Want to emphasize accomplishments or work completed? Use active voice.

My department completed the project on time.
George, who works on my team, developed an incredible system to track users.

Want to deemphasize the person or the team? Use passive voice.

The project was not completed on time.
A system to track users was not developed, unfortunately.

6. If You’re Pointing out Mistakes of Flaws, Be Sure to Explain Why Behaviors, Actions, or other Issues are Problematic—It’s Often More Effective (and having it in writing might be valuable down the line)

Rather than:
You’ve arrived late to our one-on-one meetings the past three weeks, which is unacceptable.

Write:
You’ve arrived late to our one-on-one meetings the past three weeks, which is unacceptable.As you know, I often have meetings scheduled throughout the day, and so this throws my schedule off. Further, while I’m sure you don’t intend this, arriving late shows a lack of professionalism, which will undoubtedly hurt your career in the long run.

7. Talk to those Who Frustrate You by Using “I” Statements

Rather than:
Your inability to show any enthusiasm about these projects is driving me crazy.

Write:
It’s difficult for me to maintain momentum and rally support here for projects when others show a blatant lack of interest.

8. Depending on Your Audience, and How Much Information They Need, Cut Extranous Information and Use Short Sentences for Emphasis

Rather than:
Considering the breadth and depth of this project, as well as our desire to complete it in a way that is most useful for you and practical for our own schedules, we’ve decided that extending the deadline would be an important next step.

Write:
We need more time to do this well. 

Note: It's crucial to consider your audience when deciding how much background information they will need.

9. Directly State What’s Important

One additional, minor consideration is…

Another primary concern is…

10. STOP YELLING AT ME (Avoid Caps Lock)

Rather than:
It’s very important that you COME PREPARED TO THE MEETING.

Write:
It’s very important that you come prepared to the meeting.

But do consider other ways to emphasize importance.

Use these strategies as you work to develop more effective, appropriate business communication, and, eventually, they will become second nature in your writing. In the meantime, this printable checklist can be tacked up by your desk as a guide and a reminder of these strategies. Any time you’re unsure of your tone, compare your draft to this list!
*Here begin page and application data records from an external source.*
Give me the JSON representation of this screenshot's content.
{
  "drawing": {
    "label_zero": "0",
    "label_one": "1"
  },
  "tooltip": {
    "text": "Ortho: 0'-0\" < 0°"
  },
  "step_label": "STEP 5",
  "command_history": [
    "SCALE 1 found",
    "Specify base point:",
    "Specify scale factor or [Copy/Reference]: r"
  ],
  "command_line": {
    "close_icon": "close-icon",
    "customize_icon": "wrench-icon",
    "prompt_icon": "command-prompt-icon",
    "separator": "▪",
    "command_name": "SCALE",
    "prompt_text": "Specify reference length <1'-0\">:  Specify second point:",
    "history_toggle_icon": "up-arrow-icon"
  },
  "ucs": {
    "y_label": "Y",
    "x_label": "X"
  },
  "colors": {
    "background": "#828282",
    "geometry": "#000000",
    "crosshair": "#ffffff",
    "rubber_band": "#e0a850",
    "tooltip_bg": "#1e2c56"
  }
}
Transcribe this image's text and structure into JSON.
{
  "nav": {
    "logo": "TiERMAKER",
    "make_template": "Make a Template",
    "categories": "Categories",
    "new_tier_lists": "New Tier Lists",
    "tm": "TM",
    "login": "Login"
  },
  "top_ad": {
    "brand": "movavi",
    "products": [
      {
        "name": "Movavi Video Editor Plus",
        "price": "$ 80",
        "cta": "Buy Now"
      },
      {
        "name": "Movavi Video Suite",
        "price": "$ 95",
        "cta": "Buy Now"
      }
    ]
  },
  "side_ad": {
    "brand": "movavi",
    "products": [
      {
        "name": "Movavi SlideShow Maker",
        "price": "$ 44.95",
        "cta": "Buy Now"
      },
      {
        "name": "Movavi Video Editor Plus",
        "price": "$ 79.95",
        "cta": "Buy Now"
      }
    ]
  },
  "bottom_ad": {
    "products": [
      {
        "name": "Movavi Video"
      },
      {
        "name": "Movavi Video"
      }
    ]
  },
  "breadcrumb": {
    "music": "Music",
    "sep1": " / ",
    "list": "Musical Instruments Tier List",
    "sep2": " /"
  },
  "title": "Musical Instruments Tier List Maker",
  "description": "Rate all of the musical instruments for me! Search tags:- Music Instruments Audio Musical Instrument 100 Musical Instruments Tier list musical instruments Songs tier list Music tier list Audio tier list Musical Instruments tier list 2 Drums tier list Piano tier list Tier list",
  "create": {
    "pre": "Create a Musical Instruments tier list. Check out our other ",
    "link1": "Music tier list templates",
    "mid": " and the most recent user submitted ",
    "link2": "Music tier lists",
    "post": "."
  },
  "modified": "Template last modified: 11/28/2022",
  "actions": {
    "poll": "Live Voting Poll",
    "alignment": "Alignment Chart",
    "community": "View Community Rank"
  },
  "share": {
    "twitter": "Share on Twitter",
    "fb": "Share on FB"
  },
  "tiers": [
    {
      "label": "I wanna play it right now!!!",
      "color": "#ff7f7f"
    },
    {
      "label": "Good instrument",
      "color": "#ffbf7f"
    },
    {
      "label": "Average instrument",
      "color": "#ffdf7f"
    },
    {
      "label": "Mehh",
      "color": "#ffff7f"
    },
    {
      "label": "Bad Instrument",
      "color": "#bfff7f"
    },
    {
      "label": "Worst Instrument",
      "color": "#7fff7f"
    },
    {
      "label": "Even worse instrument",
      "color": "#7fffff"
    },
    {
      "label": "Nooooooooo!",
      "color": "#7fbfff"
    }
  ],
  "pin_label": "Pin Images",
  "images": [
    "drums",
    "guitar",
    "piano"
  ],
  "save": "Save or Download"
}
Your emails should make people feel like this:

email 1

Not like this:

email 22

Exercises

Considering the tactics above, write one-paragraph emails in response to the following scenarios.

  1. Your colleague Tina promised to send you a spreadsheet full of data that is central to a report you’re writing. She said she’d have it to you by Thursday, and today is Friday. Your own report is due Monday. Write Tina a brief email about this situation.
  2. You are interested in taking a week-long training class that you believe will help you perform your job more effectively. There is a small training budget within your company, but the only class being offered is on the other side of the country and would require flight and hotel costs in addition to the substantial tuition. Make the case for the money to your boss in an email.
  3. You were the hiring manager for a new position that opened up at your organization. After sifting through nearly fifty resumes, you chose to interview one outside candidate and one internal candidate named Joe. Both had similar experience and educational backgrounds, but you ultimately made a job offer to the external candidate due to the fact that she seemed to have more creative ideas about how the department could handle current issues, whereas Joe seemed to have little to offer. Email Joe explaining that he did not get the job, and offer him constructive criticism.

Each interaction in the business world is unique and nuanced. While the strategies above are not a one-size-fits-all solution, learning to ask questions about audience, purpose, and the emotions attached to a particular communication is key to diplomacy and striking the right tone over email. From there, the tips and strategies above will help you craft careful, effective communications as you increase your writing skills—and your credibility in the workplace.